(Task input begins)

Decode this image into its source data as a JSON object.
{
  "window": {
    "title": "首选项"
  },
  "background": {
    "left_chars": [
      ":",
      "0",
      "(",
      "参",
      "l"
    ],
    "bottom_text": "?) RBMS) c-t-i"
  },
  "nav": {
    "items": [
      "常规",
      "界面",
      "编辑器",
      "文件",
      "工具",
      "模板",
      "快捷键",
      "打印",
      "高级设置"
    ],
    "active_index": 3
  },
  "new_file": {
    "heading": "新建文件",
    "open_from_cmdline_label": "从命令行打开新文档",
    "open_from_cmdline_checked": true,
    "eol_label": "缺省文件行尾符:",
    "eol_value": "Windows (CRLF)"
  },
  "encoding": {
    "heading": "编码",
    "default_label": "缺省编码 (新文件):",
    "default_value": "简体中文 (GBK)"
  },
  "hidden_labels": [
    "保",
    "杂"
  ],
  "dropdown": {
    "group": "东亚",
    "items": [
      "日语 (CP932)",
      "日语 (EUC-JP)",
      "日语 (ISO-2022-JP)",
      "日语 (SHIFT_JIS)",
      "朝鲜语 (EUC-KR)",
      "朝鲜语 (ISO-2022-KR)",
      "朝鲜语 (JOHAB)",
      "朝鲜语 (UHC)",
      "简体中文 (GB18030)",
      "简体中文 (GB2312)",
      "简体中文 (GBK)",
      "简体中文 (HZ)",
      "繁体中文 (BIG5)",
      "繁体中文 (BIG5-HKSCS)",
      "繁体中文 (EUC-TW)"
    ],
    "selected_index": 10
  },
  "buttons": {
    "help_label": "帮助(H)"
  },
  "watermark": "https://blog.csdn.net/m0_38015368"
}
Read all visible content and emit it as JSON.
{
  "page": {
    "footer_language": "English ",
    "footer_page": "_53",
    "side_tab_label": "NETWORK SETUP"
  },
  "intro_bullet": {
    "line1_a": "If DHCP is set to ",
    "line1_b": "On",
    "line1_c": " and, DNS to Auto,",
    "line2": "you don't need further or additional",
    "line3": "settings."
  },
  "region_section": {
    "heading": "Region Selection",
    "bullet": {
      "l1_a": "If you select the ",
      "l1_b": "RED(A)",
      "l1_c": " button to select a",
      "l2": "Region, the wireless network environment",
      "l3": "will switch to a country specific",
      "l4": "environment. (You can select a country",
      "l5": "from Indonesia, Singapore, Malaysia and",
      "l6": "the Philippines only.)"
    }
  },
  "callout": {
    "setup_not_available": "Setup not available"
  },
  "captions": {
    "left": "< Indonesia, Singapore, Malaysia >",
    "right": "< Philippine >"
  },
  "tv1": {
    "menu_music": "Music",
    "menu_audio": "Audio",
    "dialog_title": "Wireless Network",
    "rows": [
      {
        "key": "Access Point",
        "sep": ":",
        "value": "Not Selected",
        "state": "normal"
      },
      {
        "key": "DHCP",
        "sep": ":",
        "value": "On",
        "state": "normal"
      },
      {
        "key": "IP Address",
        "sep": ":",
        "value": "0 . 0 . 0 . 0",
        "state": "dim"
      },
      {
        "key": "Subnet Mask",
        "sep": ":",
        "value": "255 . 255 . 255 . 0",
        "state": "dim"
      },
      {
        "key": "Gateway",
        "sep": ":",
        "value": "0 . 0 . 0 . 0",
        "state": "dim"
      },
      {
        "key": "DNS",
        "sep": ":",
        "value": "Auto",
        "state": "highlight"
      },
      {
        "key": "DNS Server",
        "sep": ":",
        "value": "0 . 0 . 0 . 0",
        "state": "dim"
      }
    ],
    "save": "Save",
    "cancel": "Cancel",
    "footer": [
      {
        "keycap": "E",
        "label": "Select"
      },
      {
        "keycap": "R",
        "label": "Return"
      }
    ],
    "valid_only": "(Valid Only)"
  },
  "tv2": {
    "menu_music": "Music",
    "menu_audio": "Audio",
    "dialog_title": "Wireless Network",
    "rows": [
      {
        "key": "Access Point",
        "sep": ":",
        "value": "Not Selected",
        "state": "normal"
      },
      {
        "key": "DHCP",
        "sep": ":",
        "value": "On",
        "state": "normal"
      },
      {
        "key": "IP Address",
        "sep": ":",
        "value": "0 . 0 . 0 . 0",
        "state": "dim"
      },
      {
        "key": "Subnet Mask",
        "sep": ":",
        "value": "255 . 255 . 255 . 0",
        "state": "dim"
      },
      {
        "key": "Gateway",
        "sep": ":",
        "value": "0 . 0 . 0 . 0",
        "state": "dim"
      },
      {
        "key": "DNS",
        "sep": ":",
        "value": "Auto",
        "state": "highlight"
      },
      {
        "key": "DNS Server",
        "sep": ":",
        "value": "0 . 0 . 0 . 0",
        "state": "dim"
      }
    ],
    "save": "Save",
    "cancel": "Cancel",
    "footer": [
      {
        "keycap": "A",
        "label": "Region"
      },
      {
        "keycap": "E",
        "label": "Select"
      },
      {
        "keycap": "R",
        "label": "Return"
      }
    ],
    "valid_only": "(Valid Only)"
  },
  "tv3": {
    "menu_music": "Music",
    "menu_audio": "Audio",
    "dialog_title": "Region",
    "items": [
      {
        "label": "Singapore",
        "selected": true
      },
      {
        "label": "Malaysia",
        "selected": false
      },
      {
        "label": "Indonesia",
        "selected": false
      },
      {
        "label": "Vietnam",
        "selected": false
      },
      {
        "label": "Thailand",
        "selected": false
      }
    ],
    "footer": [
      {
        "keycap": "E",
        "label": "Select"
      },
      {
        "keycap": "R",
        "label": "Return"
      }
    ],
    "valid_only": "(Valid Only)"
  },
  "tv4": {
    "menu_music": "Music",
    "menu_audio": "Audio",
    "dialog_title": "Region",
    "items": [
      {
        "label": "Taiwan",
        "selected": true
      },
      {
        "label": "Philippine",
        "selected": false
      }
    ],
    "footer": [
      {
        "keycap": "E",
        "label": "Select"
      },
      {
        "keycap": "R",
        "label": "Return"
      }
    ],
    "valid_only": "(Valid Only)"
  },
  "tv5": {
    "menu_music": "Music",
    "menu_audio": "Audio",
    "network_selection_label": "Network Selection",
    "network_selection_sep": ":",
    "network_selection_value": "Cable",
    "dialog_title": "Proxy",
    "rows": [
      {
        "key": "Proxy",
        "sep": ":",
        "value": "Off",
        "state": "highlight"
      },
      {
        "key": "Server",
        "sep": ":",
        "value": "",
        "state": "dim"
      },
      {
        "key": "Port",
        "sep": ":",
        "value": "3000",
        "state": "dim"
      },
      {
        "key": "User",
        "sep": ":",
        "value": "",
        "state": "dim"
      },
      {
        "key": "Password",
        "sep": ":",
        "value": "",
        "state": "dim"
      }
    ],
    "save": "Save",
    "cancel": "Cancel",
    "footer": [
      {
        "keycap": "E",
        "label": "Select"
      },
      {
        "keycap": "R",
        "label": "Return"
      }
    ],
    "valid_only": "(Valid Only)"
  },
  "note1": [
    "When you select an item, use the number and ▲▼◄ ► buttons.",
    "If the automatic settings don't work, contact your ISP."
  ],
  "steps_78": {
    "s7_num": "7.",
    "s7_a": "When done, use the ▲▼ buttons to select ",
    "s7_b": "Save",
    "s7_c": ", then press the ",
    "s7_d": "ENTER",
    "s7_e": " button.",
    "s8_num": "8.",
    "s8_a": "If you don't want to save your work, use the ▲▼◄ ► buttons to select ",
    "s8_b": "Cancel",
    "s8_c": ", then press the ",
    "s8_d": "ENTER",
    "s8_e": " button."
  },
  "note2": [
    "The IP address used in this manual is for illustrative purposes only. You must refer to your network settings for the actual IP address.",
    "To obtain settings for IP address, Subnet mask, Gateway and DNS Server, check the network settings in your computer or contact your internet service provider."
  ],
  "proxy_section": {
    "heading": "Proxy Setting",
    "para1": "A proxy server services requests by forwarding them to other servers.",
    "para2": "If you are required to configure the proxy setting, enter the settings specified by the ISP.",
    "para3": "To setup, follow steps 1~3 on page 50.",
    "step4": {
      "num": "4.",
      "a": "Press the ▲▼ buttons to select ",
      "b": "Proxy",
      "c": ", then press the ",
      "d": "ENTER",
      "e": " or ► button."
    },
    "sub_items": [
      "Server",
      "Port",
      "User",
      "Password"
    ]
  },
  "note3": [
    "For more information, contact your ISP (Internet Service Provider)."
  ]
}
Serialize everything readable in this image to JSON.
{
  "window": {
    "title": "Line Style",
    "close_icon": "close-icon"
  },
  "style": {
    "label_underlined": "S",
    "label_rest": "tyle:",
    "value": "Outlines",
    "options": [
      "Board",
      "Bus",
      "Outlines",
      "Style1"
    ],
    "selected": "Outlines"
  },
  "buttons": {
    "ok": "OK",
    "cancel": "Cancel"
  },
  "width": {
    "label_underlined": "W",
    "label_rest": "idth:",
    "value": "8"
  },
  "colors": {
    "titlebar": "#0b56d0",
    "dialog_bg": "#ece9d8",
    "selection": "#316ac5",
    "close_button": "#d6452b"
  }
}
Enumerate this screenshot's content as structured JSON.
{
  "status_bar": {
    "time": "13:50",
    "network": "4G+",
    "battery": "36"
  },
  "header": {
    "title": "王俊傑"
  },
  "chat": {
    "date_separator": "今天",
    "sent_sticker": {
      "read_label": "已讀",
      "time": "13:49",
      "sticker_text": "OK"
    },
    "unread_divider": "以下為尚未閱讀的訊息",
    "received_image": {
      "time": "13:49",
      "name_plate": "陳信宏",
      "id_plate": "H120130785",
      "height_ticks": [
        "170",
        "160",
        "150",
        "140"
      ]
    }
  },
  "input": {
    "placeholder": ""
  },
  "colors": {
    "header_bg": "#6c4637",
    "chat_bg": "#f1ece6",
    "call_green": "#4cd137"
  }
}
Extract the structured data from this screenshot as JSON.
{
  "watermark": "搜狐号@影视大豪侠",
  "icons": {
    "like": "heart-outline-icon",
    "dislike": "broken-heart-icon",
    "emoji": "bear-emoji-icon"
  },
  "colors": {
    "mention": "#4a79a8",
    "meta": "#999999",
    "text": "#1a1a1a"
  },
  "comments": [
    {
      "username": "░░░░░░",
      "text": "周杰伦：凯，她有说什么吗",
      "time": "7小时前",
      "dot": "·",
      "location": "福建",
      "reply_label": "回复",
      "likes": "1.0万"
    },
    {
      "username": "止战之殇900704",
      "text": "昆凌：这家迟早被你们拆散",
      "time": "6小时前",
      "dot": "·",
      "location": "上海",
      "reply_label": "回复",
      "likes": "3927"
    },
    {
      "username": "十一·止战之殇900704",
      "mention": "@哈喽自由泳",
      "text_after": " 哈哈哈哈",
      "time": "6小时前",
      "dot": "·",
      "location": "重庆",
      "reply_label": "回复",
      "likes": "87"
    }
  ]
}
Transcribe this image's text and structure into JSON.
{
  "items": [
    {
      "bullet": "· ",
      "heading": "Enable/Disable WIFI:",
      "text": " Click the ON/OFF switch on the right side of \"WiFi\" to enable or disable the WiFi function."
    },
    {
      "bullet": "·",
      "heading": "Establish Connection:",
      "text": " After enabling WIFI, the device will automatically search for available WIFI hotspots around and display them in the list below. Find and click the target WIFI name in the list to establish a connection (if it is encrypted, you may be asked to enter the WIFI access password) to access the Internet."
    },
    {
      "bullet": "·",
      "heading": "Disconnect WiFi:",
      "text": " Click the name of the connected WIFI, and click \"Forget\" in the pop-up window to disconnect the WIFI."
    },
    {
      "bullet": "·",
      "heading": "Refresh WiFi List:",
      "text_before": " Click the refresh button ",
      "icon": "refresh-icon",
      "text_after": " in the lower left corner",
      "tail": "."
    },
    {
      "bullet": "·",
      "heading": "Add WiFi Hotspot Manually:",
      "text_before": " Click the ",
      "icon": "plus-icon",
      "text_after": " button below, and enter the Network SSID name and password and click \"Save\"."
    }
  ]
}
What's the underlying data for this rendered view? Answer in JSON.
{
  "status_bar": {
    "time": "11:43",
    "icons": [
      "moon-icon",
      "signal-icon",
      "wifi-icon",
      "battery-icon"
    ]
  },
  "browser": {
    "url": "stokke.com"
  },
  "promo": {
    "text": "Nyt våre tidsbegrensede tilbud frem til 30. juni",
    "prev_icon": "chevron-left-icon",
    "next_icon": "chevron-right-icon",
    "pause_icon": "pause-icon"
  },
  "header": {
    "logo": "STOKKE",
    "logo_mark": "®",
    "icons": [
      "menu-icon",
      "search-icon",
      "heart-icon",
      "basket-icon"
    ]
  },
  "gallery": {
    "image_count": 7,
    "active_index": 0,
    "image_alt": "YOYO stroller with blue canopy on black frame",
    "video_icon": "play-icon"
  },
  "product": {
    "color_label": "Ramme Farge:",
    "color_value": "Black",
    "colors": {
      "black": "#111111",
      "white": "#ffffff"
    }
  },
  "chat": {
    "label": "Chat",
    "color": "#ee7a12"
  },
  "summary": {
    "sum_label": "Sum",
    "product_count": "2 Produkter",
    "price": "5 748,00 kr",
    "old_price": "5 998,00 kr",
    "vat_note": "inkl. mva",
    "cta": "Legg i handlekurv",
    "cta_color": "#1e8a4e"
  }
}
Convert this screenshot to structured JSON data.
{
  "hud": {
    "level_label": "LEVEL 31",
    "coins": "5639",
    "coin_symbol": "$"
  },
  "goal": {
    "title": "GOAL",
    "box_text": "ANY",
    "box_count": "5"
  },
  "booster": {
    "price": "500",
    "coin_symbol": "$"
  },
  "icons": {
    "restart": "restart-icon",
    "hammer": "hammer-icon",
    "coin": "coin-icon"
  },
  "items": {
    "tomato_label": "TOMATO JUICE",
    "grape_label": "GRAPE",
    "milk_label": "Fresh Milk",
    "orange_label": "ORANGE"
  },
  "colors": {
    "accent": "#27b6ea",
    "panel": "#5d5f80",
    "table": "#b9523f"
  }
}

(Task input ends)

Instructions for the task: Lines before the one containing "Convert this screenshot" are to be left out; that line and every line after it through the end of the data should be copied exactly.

Exercise response:
Convert this screenshot to structured JSON data.
{
  "hud": {
    "level_label": "LEVEL 31",
    "coins": "5639",
    "coin_symbol": "$"
  },
  "goal": {
    "title": "GOAL",
    "box_text": "ANY",
    "box_count": "5"
  },
  "booster": {
    "price": "500",
    "coin_symbol": "$"
  },
  "icons": {
    "restart": "restart-icon",
    "hammer": "hammer-icon",
    "coin": "coin-icon"
  },
  "items": {
    "tomato_label": "TOMATO JUICE",
    "grape_label": "GRAPE",
    "milk_label": "Fresh Milk",
    "orange_label": "ORANGE"
  },
  "colors": {
    "accent": "#27b6ea",
    "panel": "#5d5f80",
    "table": "#b9523f"
  }
}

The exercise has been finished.